The Week in Pictures

A quick pictorial trip back to the past week. Flowering dogwood is in bloom (above). Over the past week I began to see aquatic turtles very near the shoreline of our wetlands, peeking up from the water to the shore. I suspected they were searching for safe places to come ashore and lay eggs. The next day I saw two yellow-bellied sliders walking along the path. It’s nesting time. The tadpoles, products of the American toad breeding spree of March,Read more

Blue Bird Season

Meteorologically speaking, it’s spring and the local birds are feeling the urge to nest. Blue birds and chickadees are already checking out the nest boxes. In fact, two of our six nest boxes had nesting material in them as I made the rounds this morning (3/2/19) in preparation for the coming season. Last year we had 33 birds fledged on our modest blue bird trail, 16 eastern blue birds, 12 Carolina Chickadees, and 5 house wrens. The purists among youRead more

Red Wolf Update

In the above photo, the wolves anxiously await the departure of the animal keepers. The keepers enter the enclosure to do a daily poop-scoop followed by a distribution of food which usually consists of meatballs and or dead rats. Today it looks like all meatballs. (Top photo, left to right; Female 2062, Juv 2246, M 1803, Juv 2247, notice how the female is the lead) While in the enclosure, the keepers (always two or more keepers) keep a watch onRead more

Pumpkins

What do you do when you’re a six month old red wolf and your keepers (animal keepers) put pumpkins in your enclosure. First you stare at them. Then, if you can fit them in your mouth, you pick them up and walk around with them.Read more

The Wolves ID’d

After posting to this blog recently in regards to red wolf identification and my inability to confidently discern our young wolves from one another here at the museum “…whatever differences the two pups had which distinguished them from one another have disappeared, at least to my eyes. I can no longer tell one from the other,” and experiencing a bit of ribbing and ridicule (light-hearted, of course) from fellow staff and volunteers about my observational failings, I decided to setRead more

Merganser Are Back

Hooded mergansers typically arrive in our wetlands in November, from the first to third week in November. A trio showed up today (10/20) at the end of the third week of October. The birds usually get right to the business of pair-bonding upon arrival. The bonds are formed here on the wintering grounds and reinforced throughout the season.
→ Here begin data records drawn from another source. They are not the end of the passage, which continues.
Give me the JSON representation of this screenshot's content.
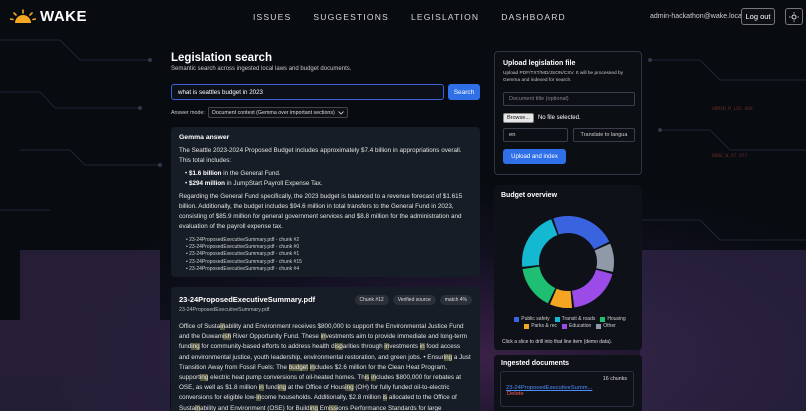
{
  "header": {
    "brand": "WAKE",
    "nav": [
      "ISSUES",
      "SUGGESTIONS",
      "LEGISLATION",
      "DASHBOARD"
    ],
    "user_email": "admin-hackathon@wake.local",
    "logout_label": "Log out"
  },
  "search": {
    "title": "Legislation search",
    "subtitle": "Semantic search across ingested local laws and budget documents.",
    "query": "what is seattles budget in 2023",
    "button_label": "Search",
    "mode_label": "Answer mode:",
    "mode_value": "Document context (Gemma over important sections)"
  },
  "answer": {
    "heading": "Gemma answer",
    "intro": "The Seattle 2023-2024 Proposed Budget includes approximately $7.4 billion in appropriations overall. This total includes:",
    "bullets": [
      {
        "bold": "$1.6 billion",
        "rest": " in the General Fund."
      },
      {
        "bold": "$294 million",
        "rest": " in JumpStart Payroll Expense Tax."
      }
    ],
    "detail": "Regarding the General Fund specifically, the 2023 budget is balanced to a revenue forecast of $1.615 billion. Additionally, the budget includes $94.6 million in total transfers to the General Fund in 2023, consisting of $85.9 million for general government services and $8.8 million for the administration and evaluation of the payroll expense tax.",
    "sources": [
      "23-24ProposedExecutiveSummary.pdf - chunk #2",
      "23-24ProposedExecutiveSummary.pdf - chunk #0",
      "23-24ProposedExecutiveSummary.pdf - chunk #1",
      "23-24ProposedExecutiveSummary.pdf - chunk #15",
      "23-24ProposedExecutiveSummary.pdf - chunk #4"
    ]
  },
  "result": {
    "title": "23-24ProposedExecutiveSummary.pdf",
    "subtitle": "23-24ProposedExecutiveSummary.pdf",
    "badges": [
      "Chunk #12",
      "Verified source",
      "match 4%"
    ],
    "body_segments": [
      [
        "Office of Susta",
        false
      ],
      [
        "in",
        true
      ],
      [
        "ability and Environment receives $800,000 to support the Environmental Justice Fund and the Duwam",
        false
      ],
      [
        "ish",
        true
      ],
      [
        " River Opportunity Fund. These ",
        false
      ],
      [
        "in",
        true
      ],
      [
        "vestments aim to provide immediate and long-term fund",
        false
      ],
      [
        "ing",
        true
      ],
      [
        " for community-based efforts to address health d",
        false
      ],
      [
        "isp",
        true
      ],
      [
        "arities through ",
        false
      ],
      [
        "in",
        true
      ],
      [
        "vestments ",
        false
      ],
      [
        "in",
        true
      ],
      [
        " food access and environmental justice, youth leadership, environmental restoration, and green jobs. • Ensur",
        false
      ],
      [
        "ing",
        true
      ],
      [
        " a Just Transition Away from Fossil Fuels: The ",
        false
      ],
      [
        "budget",
        true
      ],
      [
        " ",
        false
      ],
      [
        "in",
        true
      ],
      [
        "cludes $2.6 million for the Clean Heat Program, support",
        false
      ],
      [
        "ing",
        true
      ],
      [
        " electric heat pump conversions of oil-heated homes. Th",
        false
      ],
      [
        "is",
        true
      ],
      [
        " ",
        false
      ],
      [
        "in",
        true
      ],
      [
        "cludes $800,000 for rebates at OSE, as well as $1.8 million ",
        false
      ],
      [
        "in",
        true
      ],
      [
        " fund",
        false
      ],
      [
        "ing",
        true
      ],
      [
        " at the Office of Hous",
        false
      ],
      [
        "ing",
        true
      ],
      [
        " (OH) for fully funded oil-to-electric conversions for eligible low-",
        false
      ],
      [
        "in",
        true
      ],
      [
        "come households. Additionally, $2.8 million ",
        false
      ],
      [
        "is",
        true
      ],
      [
        " allocated to the Office of Susta",
        false
      ],
      [
        "in",
        true
      ],
      [
        "ability and Environment (OSE) for Build",
        false
      ],
      [
        "ing",
        true
      ],
      [
        " Em",
        false
      ],
      [
        "iss",
        true
      ],
      [
        "ions Performance Standards for large commercial",
        false
      ]
    ]
  },
  "upload": {
    "title": "Upload legislation file",
    "description": "Upload PDF/TXT/MD/JSON/CSV. It will be processed by Gemma and indexed for search.",
    "title_placeholder": "Document title (optional)",
    "browse_label": "Browse...",
    "file_status": "No file selected.",
    "language_value": "en",
    "translate_label": "Translate to langua",
    "index_label": "Upload and index"
  },
  "budget": {
    "title": "Budget overview",
    "note": "Click a slice to drill into that line item (demo data).",
    "colors": {
      "public_safety": "#3a63e0",
      "transit_roads": "#14b8d0",
      "housing": "#1fbf73",
      "parks_rec": "#f4a623",
      "education": "#9b4be8",
      "other": "#8f99a8"
    },
    "chart_data": {
      "type": "pie",
      "categories": [
        "Public safety",
        "Transit & roads",
        "Housing",
        "Parks & rec",
        "Education",
        "Other"
      ],
      "values": [
        22,
        20,
        15,
        8,
        18,
        10
      ]
    }
  },
  "documents": {
    "title": "Ingested documents",
    "items": [
      {
        "name": "23-24ProposedExecutiveSumm...",
        "chunks": "16 chunks",
        "delete_label": "Delete"
      }
    ]
  }
}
When, sometime next March and April, the birds head back north to the breeding areas the pairs are already formed and theyRead more

Copperhead Encounter

It’s no secret that copperheads occur in the Carolina Piedmont. In fact, they’re found throughout the state. To the dismay of some the non aggressive yet venomous snake can often be seen in suburban back yards. We have our own population here at the Museum of Life and Science. Here, they’re typically encountered during spring and fall as they move back and forth between their summer and winter quarters. I sometimes see them crossing paths following heavy rains. All ofRead more

TACO Week

No, TACO Week doesn’t mean we here at the museum will be making, serving, or eating tacos, although you can eat tacos that week if you desire. TACO Week is short for Take A Child Outdoors Week. You should already be doing that, taking your kids out of doors, as often as you can. But, this is just a reminder, an excuse, in case it slipped your mind. This year, TACO Week is from 24 thru 30 September. Though we’reRead more

Red Wolf Speculation

Red wolf mating season has come and gone. The first confirmed mating was on February 14, nearly two months ago. Average gestation period for these canids is 63 days. The photo above shows a comparison of our female then and now. The left side of the photo shows her in mid December 2017, the right side, April 5, Thursday of last week. Do you see a difference? Here’s another shot of female 2062’s belly taken same day as right sideRead more

Sailboat Pond, Bright and Shiny

Back in February, we began the process of performing some much-needed maintenance on the Sailboat Pond in Catch the Wind, a favorite of the thousands of kids that make their way through our outdoor exhibit area. The pond’s bottom and walls needed to be resurfaced and a new plumbing system installed. The pond needed to be drained, scooped out, scraped and painted, a dirty and messy job. The last time this type of maintenance was performed was in May ofRead more